People talk a lot. The Bible consistently tells us to keep our mouths shut. Yet we keep talking.
The Bible also lets us know that talking is not what we are solely judged on. In fact, God seems not as much concerned with what we say as much as with what we do. Jesus tells a parable where two sons are told by their dad to go work in the field. The one who says, “Yes, sir” never goes. The one who said, “No,” ends up going. Which one did the will of the father? Not the one who said the right thing, but the one who did the right thing.
Christians are confused about faith. We know we are saved by grace through faith. God showed grace through Jesus Christ; our response is faith. Unfortunately, most think faith is the doctrines we believe. We think faith is believing the right stuff. And it is, in part, but it’s way more than that. The test of faith is what you’re doing. Doing things is hard. So instead we talk.
There are three wordy crutches that hurt our faith. Three things we say that keep us from doing what is right but feeling good all the same.
1. Right doctrine
We’re good at spewing out our accepted doctrine. We get our theological camp and get indoctrinated; we say what we’re supposed to say. We quote the right theologians. We use the right proof texts. We know how our favorite commentaries interpret verses. Because we say the right stuff about doctrine we assume we have faith. We know we’re saved because we’re Calvinist, or not Calvinist, or believe in sign gifts or don’t. I don’t know what your particular “anyone who doesn’t believe this isn’t saved” doctrine is, but that’s the thing that’s keeping you from actual faith. On the other side, some delve into doubt. They have unending questions about doctrine. Since they have questions they can’t be expected to do anything until they have no more questions left. Doctrine just becomes an excuse. “How can I listen to God if I don’t understand the nuances of the Trinity fully?” You’ll never do anything, but will sound intellectual in your laziness anyway.
2. Syrupy sentimentality
We use gushy words about God and Jesus, who is our lover and friend. We say the happy lovely thing about life. Always happy, always smooth, always nice. There is lovely sentimentality all over the place, sickly sweet. Your Christian language is a perpetual Contemporary Christian song lyric. It’s not realistic. It seems to miss any depth, nuance, or perhaps pain. But you know you’re supposed to “be strong,” so you keep saying the syrupy stuff. Maybe if you say them enough your doubts will go away. If you actually started living your faith, doing the hard thing, speaking the truth, the sentimentality would fade away because faith is a fight, it’s a long run, it’s hard. We can’t afford do anything that might make me look or feel not “strong.” Therefore, it’s safer to do nothing and feel sentimental than take a chance at losing it all.

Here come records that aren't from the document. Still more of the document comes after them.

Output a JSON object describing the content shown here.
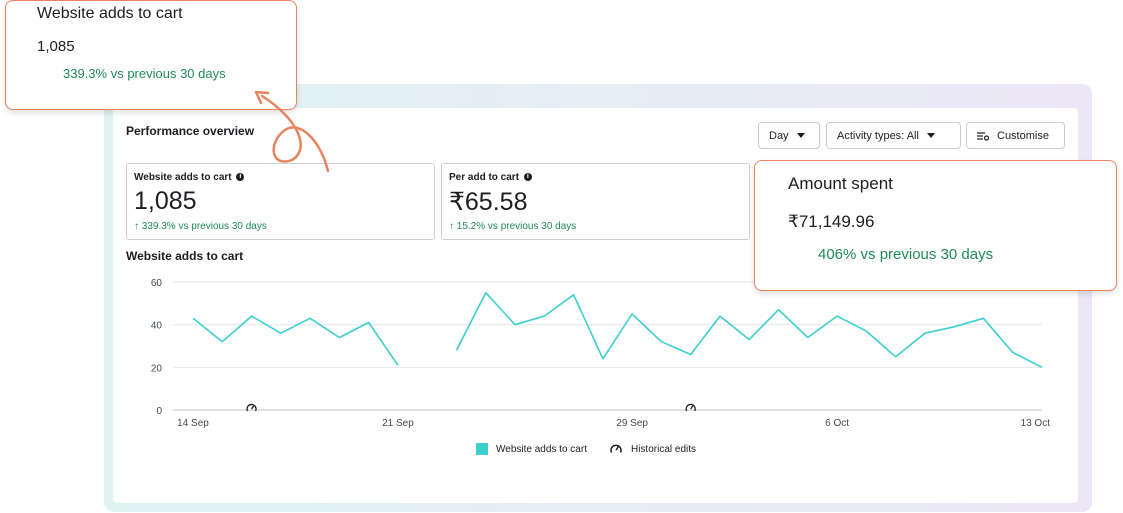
{
  "panel": {
    "title": "Performance overview",
    "controls": {
      "day": "Day",
      "activity": "Activity types: All",
      "customise": "Customise"
    }
  },
  "cards": [
    {
      "label": "Website adds to cart",
      "value": "1,085",
      "change": "↑ 339.3% vs previous 30 days"
    },
    {
      "label": "Per add to cart",
      "value": "₹65.58",
      "change": "↑ 15.2% vs previous 30 days"
    }
  ],
  "callouts": {
    "adds": {
      "label": "Website adds to cart",
      "value": "1,085",
      "change": "339.3% vs previous 30 days"
    },
    "spent": {
      "label": "Amount spent",
      "value": "₹71,149.96",
      "change": "406% vs previous 30 days"
    }
  },
  "colors": {
    "series": "#3ccfcf",
    "positive": "#1e8a5a",
    "callout_border": "#e8845e"
  },
  "chart_data": {
    "type": "line",
    "title": "Website adds to cart",
    "x_tick_labels": [
      "14 Sep",
      "21 Sep",
      "29 Sep",
      "6 Oct",
      "13 Oct"
    ],
    "x_tick_days": [
      0,
      7,
      15,
      22,
      29
    ],
    "ylim": [
      0,
      60
    ],
    "yticks": [
      0,
      20,
      40,
      60
    ],
    "grid": true,
    "series": [
      {
        "name": "Website adds to cart",
        "segments": [
          [
            [
              0,
              43
            ],
            [
              1,
              32
            ],
            [
              2,
              44
            ],
            [
              3,
              36
            ],
            [
              4,
              43
            ],
            [
              5,
              34
            ],
            [
              6,
              41
            ],
            [
              7,
              21
            ]
          ],
          [
            [
              9,
              28
            ],
            [
              10,
              55
            ],
            [
              11,
              40
            ],
            [
              12,
              44
            ],
            [
              13,
              54
            ],
            [
              14,
              24
            ],
            [
              15,
              45
            ],
            [
              16,
              32
            ],
            [
              17,
              26
            ],
            [
              18,
              44
            ],
            [
              19,
              33
            ],
            [
              20,
              47
            ],
            [
              21,
              34
            ],
            [
              22,
              44
            ],
            [
              23,
              37
            ],
            [
              24,
              25
            ],
            [
              25,
              36
            ],
            [
              26,
              39
            ],
            [
              27,
              43
            ],
            [
              28,
              27
            ],
            [
              29,
              20
            ]
          ]
        ]
      }
    ],
    "historical_edit_days": [
      2,
      17
    ],
    "legend": {
      "series_label": "Website adds to cart",
      "edits_label": "Historical edits",
      "placement": "bottom"
    }
  }
}
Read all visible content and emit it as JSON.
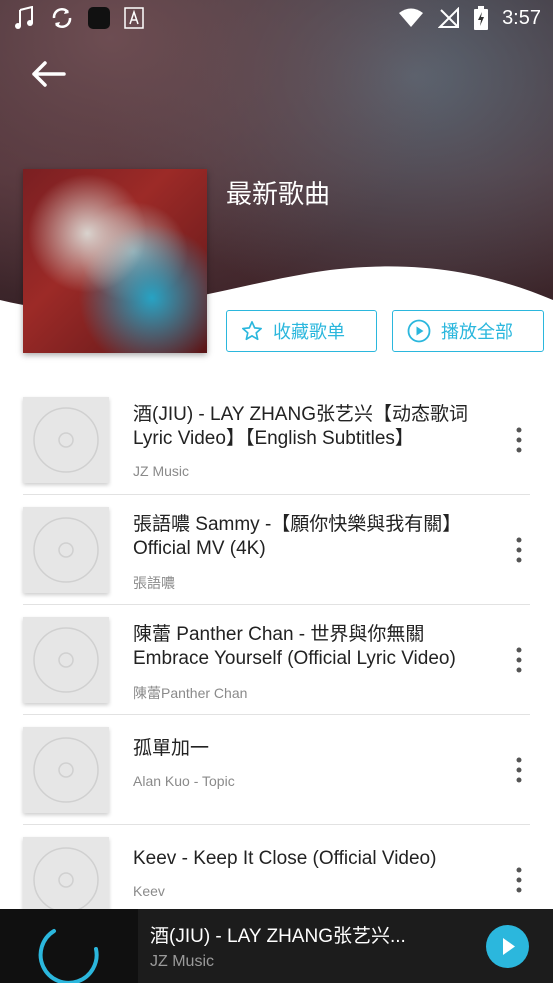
{
  "status_bar": {
    "time": "3:57"
  },
  "header": {
    "title": "最新歌曲"
  },
  "actions": {
    "favorite_label": "收藏歌单",
    "play_all_label": "播放全部"
  },
  "songs": [
    {
      "title": "酒(JIU) - LAY ZHANG张艺兴【动态歌词 Lyric Video】【English Subtitles】",
      "artist": "JZ Music"
    },
    {
      "title": "張語噥 Sammy -【願你快樂與我有關】Official MV (4K)",
      "artist": "張語噥"
    },
    {
      "title": "陳蕾 Panther Chan - 世界與你無關 Embrace Yourself (Official Lyric Video)",
      "artist": "陳蕾Panther Chan"
    },
    {
      "title": "孤單加一",
      "artist": "Alan Kuo - Topic"
    },
    {
      "title": "Keev - Keep It Close (Official Video)",
      "artist": "Keev"
    }
  ],
  "now_playing": {
    "title": "酒(JIU) - LAY ZHANG张艺兴...",
    "artist": "JZ Music"
  },
  "colors": {
    "accent": "#2bb7dd"
  }
}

3. Christian clichés
You have no idea what you’re talking about, but you know what you’re supposed to say. “God is still on the throne!” Great, what do you think that means? Is God on the throne a replacement for you being responsible? A replacement for you confronting someone over sin? An excuse for you to not apologize? What clichés do you use and why? Do they mean anything, or are they just band aids to cover problems you’ve deemed too hard to resolve? Cliches sound nice but mean little, but we flop them out there to fit in, to say the admirable thing. “Wow, if they say ‘the Lord gives and the Lord takes away’ when their mom dies, they must really have faith.” It’s possible, I sure hope so, but if not, woe to you when you reap the whirlwind from sowing hot air.
Words replace actions. People talk about going on diets more than they diet. People talk about exercise more than they move. People talk about reading the Bible more than they read it. We say stuff. We want our words to replace action. They don’t.
But since we sound good and fit in, we’ll leave faith at that. We’d rather fit in than do weird stuff like doing what God says and risk being the weirdo. Hebrews 11, the great chapter about faith, says at the front of each biographical sketch “By faith” and then it describes what they did. By faith Enoch walked with God. By faith Noah built an ark. By faith Abraham got up and moved. By faith Moses left the riches of Pharaoh’s house to suffer with God’s people. By faith they each did what God said.
Enoch didn’t talk about walking with God and go on about how wonderful it is to walk through the roses with his lover, Jesus. Nope, he just walked with God. Noah didn’t discuss ark building schemes and talk about blueprints and his intentions. Nope, he just built the ark. Abraham didn’t talk about the journey and make pithy self-help motivational memes. Nope, he just got up and walked. Moses didn’t say nice words about renouncing wealth and suffering with God’s people as a theory, a throwaway line. He just left the riches and moved into the desert.
Faith does what God says. Doing what God says is hard. Your flesh wants no part of it. Don’t be surprised if instead of obeying you just talk a good game.
“Wherefore by their fruits ye shall know them. Not every one that saith unto me, Lord, Lord, shall enter into the kingdom of heaven; but he that doeth the will of my Father which is in heaven.”